Earlier today, the U.S. Census Bureau issued an updated its annual Custodial Mothers and Fathers and Their Child Support with data for 2007. According to the report, almost half of all 13.7 million custodial parents received the full child support owed and almost two-thirds of the total dollar amount was paid. However, nearly a quarter of all custodial parents lived below poverty levels.
Have you ever wondered about your share in the total U.S. population? Who are the single parents in our society? Is the general perception of the low income, isolated single parent accurate? How many single parents are there? How much money do they earn? What are the average child support payments?
These are just a few questions not only Lisa and I may have been wondering about.

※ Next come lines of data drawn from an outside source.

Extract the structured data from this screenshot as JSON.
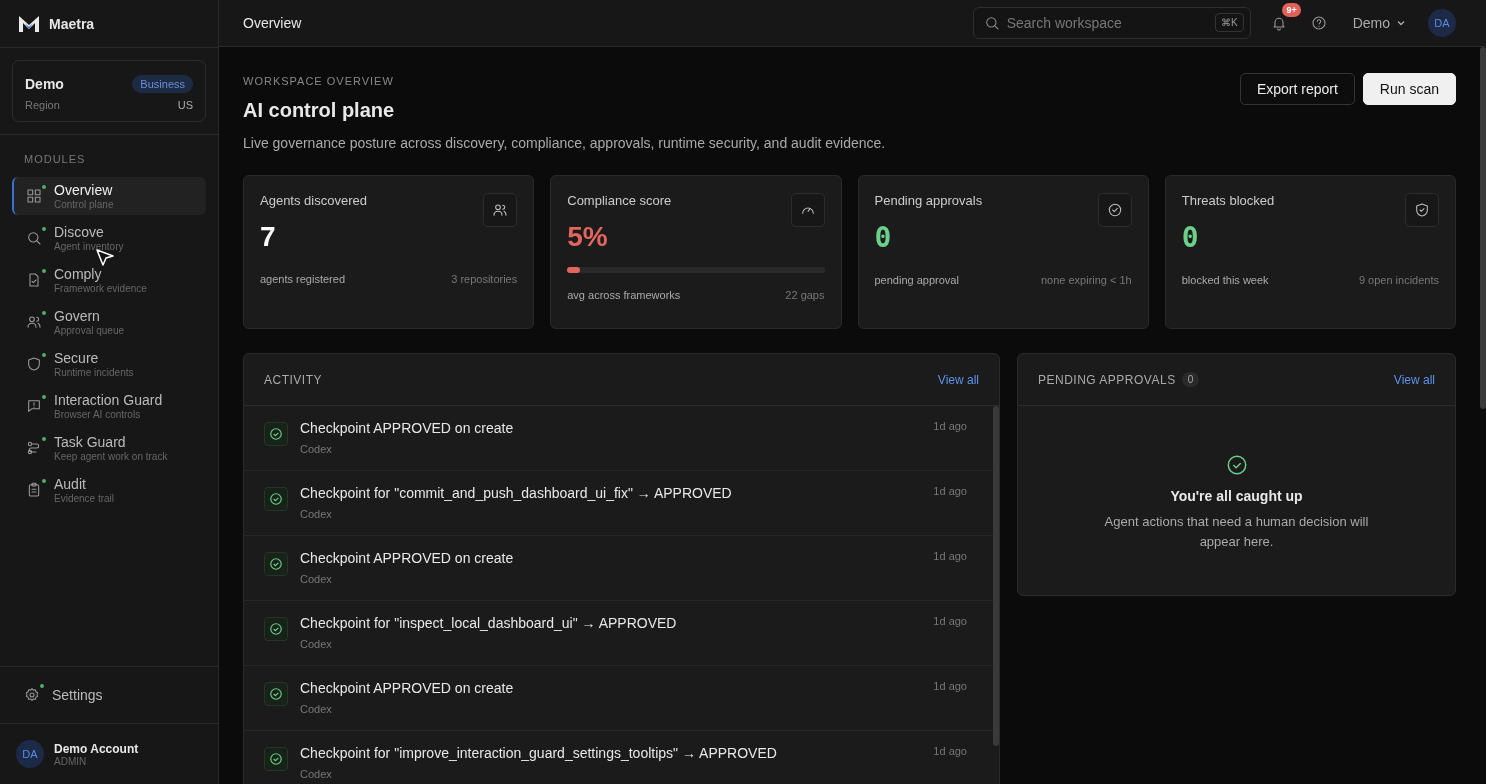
{
  "brand": {
    "name": "Maetra"
  },
  "workspace": {
    "name": "Demo",
    "plan": "Business",
    "region_label": "Region",
    "region": "US"
  },
  "sidebar": {
    "section_label": "MODULES",
    "items": [
      {
        "label": "Overview",
        "sublabel": "Control plane",
        "selected": true
      },
      {
        "label": "Discove",
        "sublabel": "Agent inventory",
        "selected": false
      },
      {
        "label": "Comply",
        "sublabel": "Framework evidence",
        "selected": false
      },
      {
        "label": "Govern",
        "sublabel": "Approval queue",
        "selected": false
      },
      {
        "label": "Secure",
        "sublabel": "Runtime incidents",
        "selected": false
      },
      {
        "label": "Interaction Guard",
        "sublabel": "Browser AI controls",
        "selected": false
      },
      {
        "label": "Task Guard",
        "sublabel": "Keep agent work on track",
        "selected": false
      },
      {
        "label": "Audit",
        "sublabel": "Evidence trail",
        "selected": false
      }
    ],
    "settings": "Settings",
    "account": {
      "initials": "DA",
      "name": "Demo Account",
      "role": "ADMIN"
    }
  },
  "topbar": {
    "title": "Overview",
    "search": {
      "placeholder": "Search workspace",
      "shortcut": "⌘K"
    },
    "notifications_badge": "9+",
    "workspace_menu": "Demo",
    "avatar": "DA"
  },
  "header": {
    "eyebrow": "WORKSPACE OVERVIEW",
    "title": "AI control plane",
    "description": "Live governance posture across discovery, compliance, approvals, runtime security, and audit evidence.",
    "buttons": [
      {
        "label": "Export report",
        "kind": "secondary"
      },
      {
        "label": "Run scan",
        "kind": "primary"
      }
    ]
  },
  "stats": [
    {
      "title": "Agents discovered",
      "value": "7",
      "color": "#fafafa",
      "caption": "agents registered",
      "detail": "3 repositories"
    },
    {
      "title": "Compliance score",
      "value": "5%",
      "color": "#e0665e",
      "level": 0.05,
      "caption": "avg across frameworks",
      "detail": "22 gaps"
    },
    {
      "title": "Pending approvals",
      "value": "0",
      "color": "#6ccf8a",
      "caption": "pending approval",
      "detail": "none expiring < 1h"
    },
    {
      "title": "Threats blocked",
      "value": "0",
      "color": "#6ccf8a",
      "caption": "blocked this week",
      "detail": "9 open incidents"
    }
  ],
  "activity": {
    "title": "ACTIVITY",
    "link": "View all",
    "rows": [
      {
        "text": "Checkpoint APPROVED on create",
        "source": "Codex",
        "time": "1d ago"
      },
      {
        "text": "Checkpoint for \"commit_and_push_dashboard_ui_fix\" → APPROVED",
        "source": "Codex",
        "time": "1d ago"
      },
      {
        "text": "Checkpoint APPROVED on create",
        "source": "Codex",
        "time": "1d ago"
      },
      {
        "text": "Checkpoint for \"inspect_local_dashboard_ui\" → APPROVED",
        "source": "Codex",
        "time": "1d ago"
      },
      {
        "text": "Checkpoint APPROVED on create",
        "source": "Codex",
        "time": "1d ago"
      },
      {
        "text": "Checkpoint for \"improve_interaction_guard_settings_tooltips\" → APPROVED",
        "source": "Codex",
        "time": "1d ago"
      }
    ]
  },
  "approvals": {
    "title": "PENDING APPROVALS",
    "count": "0",
    "link": "View all",
    "empty_title": "You're all caught up",
    "empty_text": "Agent actions that need a human decision will appear here."
  }
}
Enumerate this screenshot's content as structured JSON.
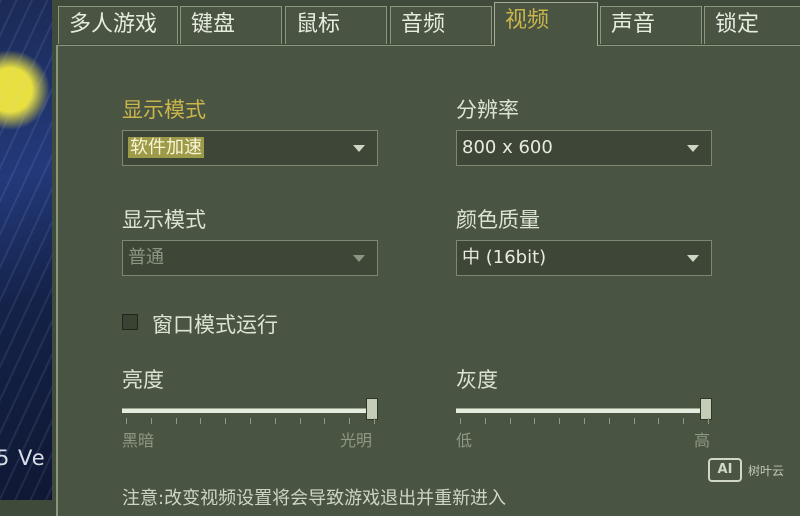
{
  "background": {
    "edge_text": "5 Ve"
  },
  "tabs": [
    {
      "label": "多人游戏",
      "active": false
    },
    {
      "label": "键盘",
      "active": false
    },
    {
      "label": "鼠标",
      "active": false
    },
    {
      "label": "音频",
      "active": false
    },
    {
      "label": "视频",
      "active": true
    },
    {
      "label": "声音",
      "active": false
    },
    {
      "label": "锁定",
      "active": false
    }
  ],
  "video": {
    "display_mode_label": "显示模式",
    "display_mode_value": "软件加速",
    "resolution_label": "分辨率",
    "resolution_value": "800 x 600",
    "display_mode2_label": "显示模式",
    "display_mode2_value": "普通",
    "color_quality_label": "颜色质量",
    "color_quality_value": "中 (16bit)",
    "windowed_label": "窗口模式运行",
    "windowed_checked": false,
    "brightness_label": "亮度",
    "brightness_min": "黑暗",
    "brightness_max": "光明",
    "brightness_level": 1.0,
    "gamma_label": "灰度",
    "gamma_min": "低",
    "gamma_max": "高",
    "gamma_level": 1.0,
    "note": "注意:改变视频设置将会导致游戏退出并重新进入"
  },
  "watermark": {
    "logo": "AI",
    "text": "树叶云"
  },
  "colors": {
    "panel": "#4a5442",
    "accent": "#c9b54a",
    "text": "#dde3d4"
  }
}
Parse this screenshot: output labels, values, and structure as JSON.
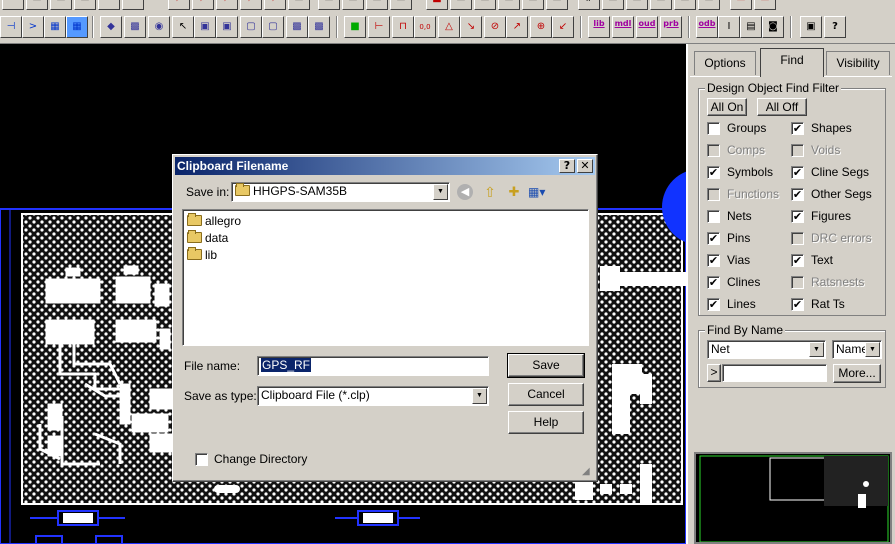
{
  "dialog": {
    "title": "Clipboard Filename",
    "help_glyph": "?",
    "close_glyph": "✕",
    "save_in_label": "Save in:",
    "save_in_value": "HHGPS-SAM35B",
    "files": [
      {
        "name": "allegro"
      },
      {
        "name": "data"
      },
      {
        "name": "lib"
      }
    ],
    "file_name_label": "File name:",
    "file_name_value": "GPS_RF",
    "save_as_type_label": "Save as type:",
    "save_as_type_value": "Clipboard File (*.clp)",
    "save_button": "Save",
    "cancel_button": "Cancel",
    "help_button": "Help",
    "change_directory_label": "Change Directory",
    "change_directory_checked": false
  },
  "panel": {
    "tabs": [
      {
        "label": "Options",
        "active": false
      },
      {
        "label": "Find",
        "active": true
      },
      {
        "label": "Visibility",
        "active": false
      }
    ],
    "filter_group_title": "Design Object Find Filter",
    "all_on": "All On",
    "all_off": "All Off",
    "filters_left": [
      {
        "label": "Groups",
        "checked": false,
        "enabled": true
      },
      {
        "label": "Comps",
        "checked": false,
        "enabled": false
      },
      {
        "label": "Symbols",
        "checked": true,
        "enabled": true
      },
      {
        "label": "Functions",
        "checked": false,
        "enabled": false
      },
      {
        "label": "Nets",
        "checked": false,
        "enabled": true
      },
      {
        "label": "Pins",
        "checked": true,
        "enabled": true
      },
      {
        "label": "Vias",
        "checked": true,
        "enabled": true
      },
      {
        "label": "Clines",
        "checked": true,
        "enabled": true
      },
      {
        "label": "Lines",
        "checked": true,
        "enabled": true
      }
    ],
    "filters_right": [
      {
        "label": "Shapes",
        "checked": true,
        "enabled": true
      },
      {
        "label": "Voids",
        "checked": false,
        "enabled": false
      },
      {
        "label": "Cline Segs",
        "checked": true,
        "enabled": true
      },
      {
        "label": "Other Segs",
        "checked": true,
        "enabled": true
      },
      {
        "label": "Figures",
        "checked": true,
        "enabled": true
      },
      {
        "label": "DRC errors",
        "checked": false,
        "enabled": false
      },
      {
        "label": "Text",
        "checked": true,
        "enabled": true
      },
      {
        "label": "Ratsnests",
        "checked": false,
        "enabled": false
      },
      {
        "label": "Rat Ts",
        "checked": true,
        "enabled": true
      }
    ],
    "find_by_name_title": "Find By Name",
    "find_type": "Net",
    "find_mode": "Name",
    "find_prompt": ">",
    "find_value": "",
    "more_button": "More..."
  },
  "toolbar": {
    "text_buttons": [
      "lib",
      "mdl",
      "oud",
      "prb",
      "odb"
    ],
    "help_glyph": "?"
  },
  "colors": {
    "canvas_bg": "#000000",
    "board_fill": "#1a1a1a",
    "copper": "#ffffff",
    "outline_blue": "#2233ff",
    "title_bar": "#0a246a"
  }
}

The bad news here is that there are virtually no easily accessible sources to get straight-forward answers to these questions. The good news, however, is that answers are available, if you are willing to dig deep into databases and if you are willing to spend some time researching. We have started that research and examined the most recent public data.
Market research firm Statscan is shedding some light on the work schedules and changes in earnings in traditional and single parent households. According to the report, the share of single mothers working full time has increased substantially over the past 25 years. The pay rate, however, has not been on the same pace.
I am always a bit skeptical of how useful statistics are to prove a certain point that comes down to individuals, but we all have to admit that they are interesting nevertheless. These new numbers recently released by the census bureau provide some information on divorce and marriage rates.
MrCustodyCoach posted an interesting number about child abductions the United States. According to the U.S. Department of Justice, between 300,000 and 400,000 children are abducted by parents each year. And no, the majority of these “kidnappings” do not happen during the divorce battle.
The writer concludes that the patterns of behavior ”are indicative of the reality that mothers are overwhelmingly the primary or sole custodial parent.” So, what do you do to protect your kid and yourself from parental abductions? MrCustodyCoach has a few simple tips what you can do. A useful read if you believe your former spouse could “kidnap your child”.